Law enforcement agencies are cracking down on drug traffickers in Findlay, but it takes time to obtain evidence, then find and arrest the suspects, officials say.

On Thursday, members of the Hancock County METRICH Drug Task Force arrested three Findlay residents on separate drug warrants following a seven-month investigation. Two other Findlay suspects were located and arrested on warrants Thursday in Marion.

Twenty-five people, including the five on Thursday, have been arrested on drug charges in recent weeks after secret indictments were issued by a Hancock County grand jury.

There are more to be arrested, according to Findlay Police Detective Sgt. Justin Hendren.

“We’ve been busy,” Hendren said.

Many of the individuals came in contact with law enforcement and ended up getting arrested over the past several weeks, Hendren said.

On Thursday, the task force targeted around 13 people for arrest. Gathering before the sun rose, members of the task force discussed who they wanted off the street.

“We’re putting drug dealers in jail,” Hendren said. “It’s kind of a wake-up call. Probably within the next hour or two, there’s going to be a lot of nervous drug dealers.”

Dustin D. Boes, 34, Vincent R. Turner, 25, and Brae A. Cook, 26, all of Findlay, were arrested Thursday by authorities for drug-related charges.
Amanda A. Bryan, 34, and Joshua K. Combs, 27, both of Findlay, were located by Marion authorities and arrested on local charges Thursday.

“Any time we can take a known drug dealer off the street and make heroin or whatever drug they’re selling less available in our community, it’s a success,” Hendren said.

Additional secret indictments are outstanding and will be pursued, said Hancock County Sheriff’s Detective Sgt. Jason Seem.

“Hopefully this will send a message to drug dealers that we are actively pursuing them and we won’t stop until we catch them,” Seem said.

The number of drug possession and drug trafficking cases continues to increase each year, Hancock County Prosecutor Mark Miller said.

Locating a suspect can pose a large challenge for law enforcement because “they don’t stay put very long,” Hendren said.

“The folks that have been in the system and have been around the block, they know what they’re doing,” Hendren said. “When they’re moving narcotics, they know it draws attention so … they don’t stay in the same spot very long.”

Officials sometimes obtain information about drug activity from Hancock County residents.

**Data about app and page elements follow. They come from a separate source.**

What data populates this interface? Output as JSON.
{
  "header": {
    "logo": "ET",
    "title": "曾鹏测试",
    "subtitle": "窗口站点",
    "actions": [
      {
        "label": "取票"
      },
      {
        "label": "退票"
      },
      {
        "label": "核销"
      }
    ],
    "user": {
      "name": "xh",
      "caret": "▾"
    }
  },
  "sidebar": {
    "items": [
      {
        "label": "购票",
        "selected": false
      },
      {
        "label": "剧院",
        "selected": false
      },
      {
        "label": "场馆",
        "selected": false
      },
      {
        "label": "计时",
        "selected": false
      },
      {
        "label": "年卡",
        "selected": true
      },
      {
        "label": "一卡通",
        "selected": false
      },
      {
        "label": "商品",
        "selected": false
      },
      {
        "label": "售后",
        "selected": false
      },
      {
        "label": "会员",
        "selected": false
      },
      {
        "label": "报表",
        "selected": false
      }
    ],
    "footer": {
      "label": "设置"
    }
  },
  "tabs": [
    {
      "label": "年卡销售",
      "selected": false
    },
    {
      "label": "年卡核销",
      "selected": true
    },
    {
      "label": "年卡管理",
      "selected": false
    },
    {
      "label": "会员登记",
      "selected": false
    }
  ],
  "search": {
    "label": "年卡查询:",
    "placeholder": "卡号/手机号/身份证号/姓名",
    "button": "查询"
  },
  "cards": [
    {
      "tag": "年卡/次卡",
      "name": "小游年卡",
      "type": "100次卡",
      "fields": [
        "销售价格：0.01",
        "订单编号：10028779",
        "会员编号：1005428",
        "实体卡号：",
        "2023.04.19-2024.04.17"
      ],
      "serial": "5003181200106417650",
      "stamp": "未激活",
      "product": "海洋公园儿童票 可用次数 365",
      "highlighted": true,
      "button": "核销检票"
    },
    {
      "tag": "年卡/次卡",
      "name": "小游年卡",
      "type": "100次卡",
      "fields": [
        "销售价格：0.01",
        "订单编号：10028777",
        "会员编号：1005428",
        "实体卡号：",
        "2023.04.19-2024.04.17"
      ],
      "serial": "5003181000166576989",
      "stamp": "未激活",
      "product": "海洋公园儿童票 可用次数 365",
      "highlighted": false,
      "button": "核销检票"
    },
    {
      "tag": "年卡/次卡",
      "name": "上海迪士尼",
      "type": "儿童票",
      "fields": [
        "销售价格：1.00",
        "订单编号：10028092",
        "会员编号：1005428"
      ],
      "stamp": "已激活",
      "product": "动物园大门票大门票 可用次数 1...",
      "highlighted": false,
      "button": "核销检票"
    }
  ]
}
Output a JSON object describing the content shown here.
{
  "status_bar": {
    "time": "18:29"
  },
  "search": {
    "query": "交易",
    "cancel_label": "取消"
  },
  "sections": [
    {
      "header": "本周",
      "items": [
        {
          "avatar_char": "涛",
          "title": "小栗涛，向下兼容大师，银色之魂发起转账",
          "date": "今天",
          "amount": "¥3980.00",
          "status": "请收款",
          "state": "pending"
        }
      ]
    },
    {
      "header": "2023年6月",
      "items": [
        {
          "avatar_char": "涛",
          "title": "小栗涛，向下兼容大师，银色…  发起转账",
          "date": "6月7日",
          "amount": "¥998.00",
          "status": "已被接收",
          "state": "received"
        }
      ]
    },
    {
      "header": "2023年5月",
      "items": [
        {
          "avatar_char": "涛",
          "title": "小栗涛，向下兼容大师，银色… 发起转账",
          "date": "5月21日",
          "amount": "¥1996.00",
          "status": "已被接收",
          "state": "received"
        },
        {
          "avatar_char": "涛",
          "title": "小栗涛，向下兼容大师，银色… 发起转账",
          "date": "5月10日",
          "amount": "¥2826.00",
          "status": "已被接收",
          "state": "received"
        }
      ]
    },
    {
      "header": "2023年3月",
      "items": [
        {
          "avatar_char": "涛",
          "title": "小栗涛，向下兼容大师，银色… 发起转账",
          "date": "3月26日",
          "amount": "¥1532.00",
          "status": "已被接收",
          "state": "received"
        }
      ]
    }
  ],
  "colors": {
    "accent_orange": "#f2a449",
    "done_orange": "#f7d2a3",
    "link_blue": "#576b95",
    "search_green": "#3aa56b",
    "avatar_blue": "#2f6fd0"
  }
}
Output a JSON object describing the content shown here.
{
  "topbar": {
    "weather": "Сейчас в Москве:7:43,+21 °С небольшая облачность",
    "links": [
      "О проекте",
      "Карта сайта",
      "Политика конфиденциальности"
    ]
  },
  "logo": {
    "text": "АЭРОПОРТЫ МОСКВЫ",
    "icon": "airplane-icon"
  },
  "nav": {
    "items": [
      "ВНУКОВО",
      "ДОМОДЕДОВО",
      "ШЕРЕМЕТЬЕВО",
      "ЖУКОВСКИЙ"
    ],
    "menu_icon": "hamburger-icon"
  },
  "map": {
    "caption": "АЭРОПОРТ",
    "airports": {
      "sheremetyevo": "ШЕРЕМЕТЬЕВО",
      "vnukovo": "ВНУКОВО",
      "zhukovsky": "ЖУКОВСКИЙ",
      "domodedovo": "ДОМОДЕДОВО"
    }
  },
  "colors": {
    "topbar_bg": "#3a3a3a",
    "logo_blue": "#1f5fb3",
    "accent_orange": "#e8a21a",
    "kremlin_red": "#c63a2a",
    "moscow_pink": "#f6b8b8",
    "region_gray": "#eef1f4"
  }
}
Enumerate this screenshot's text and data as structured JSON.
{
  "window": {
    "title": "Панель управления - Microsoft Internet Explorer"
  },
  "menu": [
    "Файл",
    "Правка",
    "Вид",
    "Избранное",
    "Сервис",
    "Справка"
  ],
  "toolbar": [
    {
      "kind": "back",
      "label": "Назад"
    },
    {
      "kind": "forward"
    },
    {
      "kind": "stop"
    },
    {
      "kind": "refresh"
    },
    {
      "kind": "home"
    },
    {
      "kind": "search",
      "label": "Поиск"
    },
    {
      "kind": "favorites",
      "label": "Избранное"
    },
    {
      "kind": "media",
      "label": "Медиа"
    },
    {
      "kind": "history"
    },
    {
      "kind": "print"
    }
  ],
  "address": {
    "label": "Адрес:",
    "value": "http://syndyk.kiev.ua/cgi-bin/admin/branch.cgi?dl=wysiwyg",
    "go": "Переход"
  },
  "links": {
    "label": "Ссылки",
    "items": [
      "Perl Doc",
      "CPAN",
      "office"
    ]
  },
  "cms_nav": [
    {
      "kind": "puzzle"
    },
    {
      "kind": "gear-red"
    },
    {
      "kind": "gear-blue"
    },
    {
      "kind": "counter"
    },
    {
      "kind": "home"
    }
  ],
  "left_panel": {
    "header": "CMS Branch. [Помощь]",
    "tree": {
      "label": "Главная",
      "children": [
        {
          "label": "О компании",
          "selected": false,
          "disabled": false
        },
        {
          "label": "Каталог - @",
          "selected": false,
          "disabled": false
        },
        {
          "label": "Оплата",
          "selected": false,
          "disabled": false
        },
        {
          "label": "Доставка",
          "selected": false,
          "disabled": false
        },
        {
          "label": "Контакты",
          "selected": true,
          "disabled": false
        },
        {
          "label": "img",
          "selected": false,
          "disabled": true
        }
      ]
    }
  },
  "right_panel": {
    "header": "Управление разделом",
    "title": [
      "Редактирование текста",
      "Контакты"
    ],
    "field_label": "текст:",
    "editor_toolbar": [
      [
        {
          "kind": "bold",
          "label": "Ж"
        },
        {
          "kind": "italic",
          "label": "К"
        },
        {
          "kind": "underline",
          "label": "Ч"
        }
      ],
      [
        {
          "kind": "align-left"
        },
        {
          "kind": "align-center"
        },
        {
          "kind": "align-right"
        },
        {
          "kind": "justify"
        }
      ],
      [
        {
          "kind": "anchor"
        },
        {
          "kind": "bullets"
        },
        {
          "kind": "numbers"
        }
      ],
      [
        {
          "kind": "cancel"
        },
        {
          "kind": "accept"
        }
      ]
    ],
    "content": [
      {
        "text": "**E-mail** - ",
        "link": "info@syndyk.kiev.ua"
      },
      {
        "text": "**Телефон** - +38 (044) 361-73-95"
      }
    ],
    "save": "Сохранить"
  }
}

Sometimes those tips include limited information, leaving law enforcement to put the pieces together.

“There’s a lot of things that go on behind the scene that are very, very time-consuming that sometimes the general public doesn’t quite understand,” Hendren said.

“I’d love to wrap up a case in a week but it’s just not going to happen,” he said.

Police spent time Thursday searching for a home, with an unknown house number or street name, based on a tip. The home was eventually located based on clues from a photo.

Looking for one person, who may or may not be living in such a residence, takes a lot of time, Hendren said. But police have to look into it, he said.
Building a case also takes surveillance to confirm what a tipster says is happening, Hendren said.

“This is the part they don’t see,” Findlay Police Sgt. Brian Dill said.

“I wish they could see some of the work behind the scenes so they could actually see our part and that we’re making an effort,” Dill said.

The Hancock METRICH Drug Enforcement Unit is supported by METRICH in Mansfield and funded in part by the state Office of Criminal Justice Services.

Originally published in the Courier on June 18, 2016.